**Problem to work on:** Give back all of the data exactly. Leave nothing out.

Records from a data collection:

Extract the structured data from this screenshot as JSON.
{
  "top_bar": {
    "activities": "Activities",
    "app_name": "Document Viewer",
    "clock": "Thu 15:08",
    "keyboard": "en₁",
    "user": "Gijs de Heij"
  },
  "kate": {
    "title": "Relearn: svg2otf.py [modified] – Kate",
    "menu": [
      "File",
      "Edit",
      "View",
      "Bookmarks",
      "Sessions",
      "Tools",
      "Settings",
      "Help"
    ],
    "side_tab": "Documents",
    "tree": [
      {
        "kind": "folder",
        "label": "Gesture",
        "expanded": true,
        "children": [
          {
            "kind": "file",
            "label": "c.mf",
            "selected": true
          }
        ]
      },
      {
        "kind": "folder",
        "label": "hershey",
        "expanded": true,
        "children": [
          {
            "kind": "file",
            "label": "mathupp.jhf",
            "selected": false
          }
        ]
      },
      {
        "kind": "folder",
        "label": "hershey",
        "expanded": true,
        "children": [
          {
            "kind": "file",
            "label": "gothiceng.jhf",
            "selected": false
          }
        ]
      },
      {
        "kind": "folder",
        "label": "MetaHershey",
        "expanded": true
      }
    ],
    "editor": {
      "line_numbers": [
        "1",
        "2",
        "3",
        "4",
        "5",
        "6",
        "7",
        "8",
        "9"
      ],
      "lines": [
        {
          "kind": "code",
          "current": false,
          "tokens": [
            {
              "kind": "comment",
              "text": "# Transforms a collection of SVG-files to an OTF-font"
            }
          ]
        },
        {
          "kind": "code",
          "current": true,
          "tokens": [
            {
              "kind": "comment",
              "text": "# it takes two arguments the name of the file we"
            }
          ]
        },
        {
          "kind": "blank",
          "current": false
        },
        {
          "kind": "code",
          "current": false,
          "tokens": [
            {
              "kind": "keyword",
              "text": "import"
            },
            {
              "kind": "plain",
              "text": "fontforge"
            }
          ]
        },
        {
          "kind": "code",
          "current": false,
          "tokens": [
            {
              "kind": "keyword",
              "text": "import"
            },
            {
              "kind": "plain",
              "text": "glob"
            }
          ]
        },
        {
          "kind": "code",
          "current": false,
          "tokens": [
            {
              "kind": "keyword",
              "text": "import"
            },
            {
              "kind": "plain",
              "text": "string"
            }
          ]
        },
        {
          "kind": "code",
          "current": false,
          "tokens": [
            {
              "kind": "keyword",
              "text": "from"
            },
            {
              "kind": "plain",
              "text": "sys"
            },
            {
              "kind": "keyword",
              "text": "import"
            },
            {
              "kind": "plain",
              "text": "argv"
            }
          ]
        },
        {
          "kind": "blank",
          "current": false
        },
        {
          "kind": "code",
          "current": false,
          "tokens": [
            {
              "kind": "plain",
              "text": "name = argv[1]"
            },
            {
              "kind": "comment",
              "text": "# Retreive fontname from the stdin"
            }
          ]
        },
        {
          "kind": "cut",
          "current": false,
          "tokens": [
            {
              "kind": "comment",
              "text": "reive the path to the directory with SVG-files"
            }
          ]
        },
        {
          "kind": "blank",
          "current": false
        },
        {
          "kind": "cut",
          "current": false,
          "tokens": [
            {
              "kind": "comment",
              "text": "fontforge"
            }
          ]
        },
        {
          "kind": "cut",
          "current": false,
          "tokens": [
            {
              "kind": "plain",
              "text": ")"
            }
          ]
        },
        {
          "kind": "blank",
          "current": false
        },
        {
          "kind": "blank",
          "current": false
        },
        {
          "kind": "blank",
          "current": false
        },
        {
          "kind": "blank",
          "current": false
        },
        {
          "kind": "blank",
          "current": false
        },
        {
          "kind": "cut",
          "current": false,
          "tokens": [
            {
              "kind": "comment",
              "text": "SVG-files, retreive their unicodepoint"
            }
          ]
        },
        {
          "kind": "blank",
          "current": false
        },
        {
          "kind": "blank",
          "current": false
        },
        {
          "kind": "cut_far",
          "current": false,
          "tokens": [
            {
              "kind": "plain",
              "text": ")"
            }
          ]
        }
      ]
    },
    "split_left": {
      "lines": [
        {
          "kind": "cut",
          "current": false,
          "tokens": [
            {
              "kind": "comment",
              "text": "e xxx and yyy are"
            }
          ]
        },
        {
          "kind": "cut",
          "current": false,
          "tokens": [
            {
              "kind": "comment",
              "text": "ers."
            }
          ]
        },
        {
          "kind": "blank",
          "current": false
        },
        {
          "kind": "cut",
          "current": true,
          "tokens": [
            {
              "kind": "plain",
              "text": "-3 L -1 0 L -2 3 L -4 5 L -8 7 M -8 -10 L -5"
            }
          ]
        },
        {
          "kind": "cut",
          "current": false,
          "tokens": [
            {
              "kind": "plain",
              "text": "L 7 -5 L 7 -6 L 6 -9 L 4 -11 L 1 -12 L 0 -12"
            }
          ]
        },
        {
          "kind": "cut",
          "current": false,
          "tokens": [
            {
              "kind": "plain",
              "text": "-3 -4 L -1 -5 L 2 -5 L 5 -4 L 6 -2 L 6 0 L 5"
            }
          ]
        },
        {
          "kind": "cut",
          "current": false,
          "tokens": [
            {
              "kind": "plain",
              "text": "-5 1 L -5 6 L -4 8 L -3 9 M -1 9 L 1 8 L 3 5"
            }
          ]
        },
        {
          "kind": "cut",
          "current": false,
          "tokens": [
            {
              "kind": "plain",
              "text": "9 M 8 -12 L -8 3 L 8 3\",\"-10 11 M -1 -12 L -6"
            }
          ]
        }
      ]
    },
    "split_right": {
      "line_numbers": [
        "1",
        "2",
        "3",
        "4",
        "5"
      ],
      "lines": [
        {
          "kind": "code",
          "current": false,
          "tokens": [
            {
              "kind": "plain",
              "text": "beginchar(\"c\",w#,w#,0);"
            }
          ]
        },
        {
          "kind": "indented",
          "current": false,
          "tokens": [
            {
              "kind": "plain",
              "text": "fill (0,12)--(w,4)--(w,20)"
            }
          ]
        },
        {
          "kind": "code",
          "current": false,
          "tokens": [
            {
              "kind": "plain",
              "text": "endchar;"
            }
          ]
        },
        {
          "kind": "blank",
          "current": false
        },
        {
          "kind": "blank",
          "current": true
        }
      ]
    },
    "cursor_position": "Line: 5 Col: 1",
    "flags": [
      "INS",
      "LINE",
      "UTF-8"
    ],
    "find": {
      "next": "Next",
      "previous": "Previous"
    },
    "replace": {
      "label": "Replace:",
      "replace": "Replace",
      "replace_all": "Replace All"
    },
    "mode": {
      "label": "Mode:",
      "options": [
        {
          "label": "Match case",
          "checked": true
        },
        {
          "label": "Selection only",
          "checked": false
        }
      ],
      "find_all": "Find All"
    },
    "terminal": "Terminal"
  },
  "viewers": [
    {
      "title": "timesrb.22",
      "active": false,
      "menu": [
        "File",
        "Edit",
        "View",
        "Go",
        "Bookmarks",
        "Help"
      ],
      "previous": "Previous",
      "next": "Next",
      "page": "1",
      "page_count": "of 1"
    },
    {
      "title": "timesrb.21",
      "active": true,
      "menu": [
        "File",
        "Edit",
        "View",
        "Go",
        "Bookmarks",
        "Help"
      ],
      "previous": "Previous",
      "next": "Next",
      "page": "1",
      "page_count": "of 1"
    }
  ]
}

**Output below:**
Extract the structured data from this screenshot as JSON.
{
  "top_bar": {
    "activities": "Activities",
    "app_name": "Document Viewer",
    "clock": "Thu 15:08",
    "keyboard": "en₁",
    "user": "Gijs de Heij"
  },
  "kate": {
    "title": "Relearn: svg2otf.py [modified] – Kate",
    "menu": [
      "File",
      "Edit",
      "View",
      "Bookmarks",
      "Sessions",
      "Tools",
      "Settings",
      "Help"
    ],
    "side_tab": "Documents",
    "tree": [
      {
        "kind": "folder",
        "label": "Gesture",
        "expanded": true,
        "children": [
          {
            "kind": "file",
            "label": "c.mf",
            "selected": true
          }
        ]
      },
      {
        "kind": "folder",
        "label": "hershey",
        "expanded": true,
        "children": [
          {
            "kind": "file",
            "label": "mathupp.jhf",
            "selected": false
          }
        ]
      },
      {
        "kind": "folder",
        "label": "hershey",
        "expanded": true,
        "children": [
          {
            "kind": "file",
            "label": "gothiceng.jhf",
            "selected": false
          }
        ]
      },
      {
        "kind": "folder",
        "label": "MetaHershey",
        "expanded": true
      }
    ],
    "editor": {
      "line_numbers": [
        "1",
        "2",
        "3",
        "4",
        "5",
        "6",
        "7",
        "8",
        "9"
      ],
      "lines": [
        {
          "kind": "code",
          "current": false,
          "tokens": [
            {
              "kind": "comment",
              "text": "# Transforms a collection of SVG-files to an OTF-font"
            }
          ]
        },
        {
          "kind": "code",
          "current": true,
          "tokens": [
            {
              "kind": "comment",
              "text": "# it takes two arguments the name of the file we"
            }
          ]
        },
        {
          "kind": "blank",
          "current": false
        },
        {
          "kind": "code",
          "current": false,
          "tokens": [
            {
              "kind": "keyword",
              "text": "import"
            },
            {
              "kind": "plain",
              "text": "fontforge"
            }
          ]
        },
        {
          "kind": "code",
          "current": false,
          "tokens": [
            {
              "kind": "keyword",
              "text": "import"
            },
            {
              "kind": "plain",
              "text": "glob"
            }
          ]
        },
        {
          "kind": "code",
          "current": false,
          "tokens": [
            {
              "kind": "keyword",
              "text": "import"
            },
            {
              "kind": "plain",
              "text": "string"
            }
          ]
        },
        {
          "kind": "code",
          "current": false,
          "tokens": [
            {
              "kind": "keyword",
              "text": "from"
            },
            {
              "kind": "plain",
              "text": "sys"
            },
            {
              "kind": "keyword",
              "text": "import"
            },
            {
              "kind": "plain",
              "text": "argv"
            }
          ]
        },
        {
          "kind": "blank",
          "current": false
        },
        {
          "kind": "code",
          "current": false,
          "tokens": [
            {
              "kind": "plain",
              "text": "name = argv[1]"
            },
            {
              "kind": "comment",
              "text": "# Retreive fontname from the stdin"
            }
          ]
        },
        {
          "kind": "cut",
          "current": false,
          "tokens": [
            {
              "kind": "comment",
              "text": "reive the path to the directory with SVG-files"
            }
          ]
        },
        {
          "kind": "blank",
          "current": false
        },
        {
          "kind": "cut",
          "current": false,
          "tokens": [
            {
              "kind": "comment",
              "text": "fontforge"
            }
          ]
        },
        {
          "kind": "cut",
          "current": false,
          "tokens": [
            {
              "kind": "plain",
              "text": ")"
            }
          ]
        },
        {
          "kind": "blank",
          "current": false
        },
        {
          "kind": "blank",
          "current": false
        },
        {
          "kind": "blank",
          "current": false
        },
        {
          "kind": "blank",
          "current": false
        },
        {
          "kind": "blank",
          "current": false
        },
        {
          "kind": "cut",
          "current": false,
          "tokens": [
            {
              "kind": "comment",
              "text": "SVG-files, retreive their unicodepoint"
            }
          ]
        },
        {
          "kind": "blank",
          "current": false
        },
        {
          "kind": "blank",
          "current": false
        },
        {
          "kind": "cut_far",
          "current": false,
          "tokens": [
            {
              "kind": "plain",
              "text": ")"
            }
          ]
        }
      ]
    },
    "split_left": {
      "lines": [
        {
          "kind": "cut",
          "current": false,
          "tokens": [
            {
              "kind": "comment",
              "text": "e xxx and yyy are"
            }
          ]
        },
        {
          "kind": "cut",
          "current": false,
          "tokens": [
            {
              "kind": "comment",
              "text": "ers."
            }
          ]
        },
        {
          "kind": "blank",
          "current": false
        },
        {
          "kind": "cut",
          "current": true,
          "tokens": [
            {
              "kind": "plain",
              "text": "-3 L -1 0 L -2 3 L -4 5 L -8 7 M -8 -10 L -5"
            }
          ]
        },
        {
          "kind": "cut",
          "current": false,
          "tokens": [
            {
              "kind": "plain",
              "text": "L 7 -5 L 7 -6 L 6 -9 L 4 -11 L 1 -12 L 0 -12"
            }
          ]
        },
        {
          "kind": "cut",
          "current": false,
          "tokens": [
            {
              "kind": "plain",
              "text": "-3 -4 L -1 -5 L 2 -5 L 5 -4 L 6 -2 L 6 0 L 5"
            }
          ]
        },
        {
          "kind": "cut",
          "current": false,
          "tokens": [
            {
              "kind": "plain",
              "text": "-5 1 L -5 6 L -4 8 L -3 9 M -1 9 L 1 8 L 3 5"
            }
          ]
        },
        {
          "kind": "cut",
          "current": false,
          "tokens": [
            {
              "kind": "plain",
              "text": "9 M 8 -12 L -8 3 L 8 3\",\"-10 11 M -1 -12 L -6"
            }
          ]
        }
      ]
    },
    "split_right": {
      "line_numbers": [
        "1",
        "2",
        "3",
        "4",
        "5"
      ],
      "lines": [
        {
          "kind": "code",
          "current": false,
          "tokens": [
            {
              "kind": "plain",
              "text": "beginchar(\"c\",w#,w#,0);"
            }
          ]
        },
        {
          "kind": "indented",
          "current": false,
          "tokens": [
            {
              "kind": "plain",
              "text": "fill (0,12)--(w,4)--(w,20)"
            }
          ]
        },
        {
          "kind": "code",
          "current": false,
          "tokens": [
            {
              "kind": "plain",
              "text": "endchar;"
            }
          ]
        },
        {
          "kind": "blank",
          "current": false
        },
        {
          "kind": "blank",
          "current": true
        }
      ]
    },
    "cursor_position": "Line: 5 Col: 1",
    "flags": [
      "INS",
      "LINE",
      "UTF-8"
    ],
    "find": {
      "next": "Next",
      "previous": "Previous"
    },
    "replace": {
      "label": "Replace:",
      "replace": "Replace",
      "replace_all": "Replace All"
    },
    "mode": {
      "label": "Mode:",
      "options": [
        {
          "label": "Match case",
          "checked": true
        },
        {
          "label": "Selection only",
          "checked": false
        }
      ],
      "find_all": "Find All"
    },
    "terminal": "Terminal"
  },
  "viewers": [
    {
      "title": "timesrb.22",
      "active": false,
      "menu": [
        "File",
        "Edit",
        "View",
        "Go",
        "Bookmarks",
        "Help"
      ],
      "previous": "Previous",
      "next": "Next",
      "page": "1",
      "page_count": "of 1"
    },
    {
      "title": "timesrb.21",
      "active": true,
      "menu": [
        "File",
        "Edit",
        "View",
        "Go",
        "Bookmarks",
        "Help"
      ],
      "previous": "Previous",
      "next": "Next",
      "page": "1",
      "page_count": "of 1"
    }
  ]
}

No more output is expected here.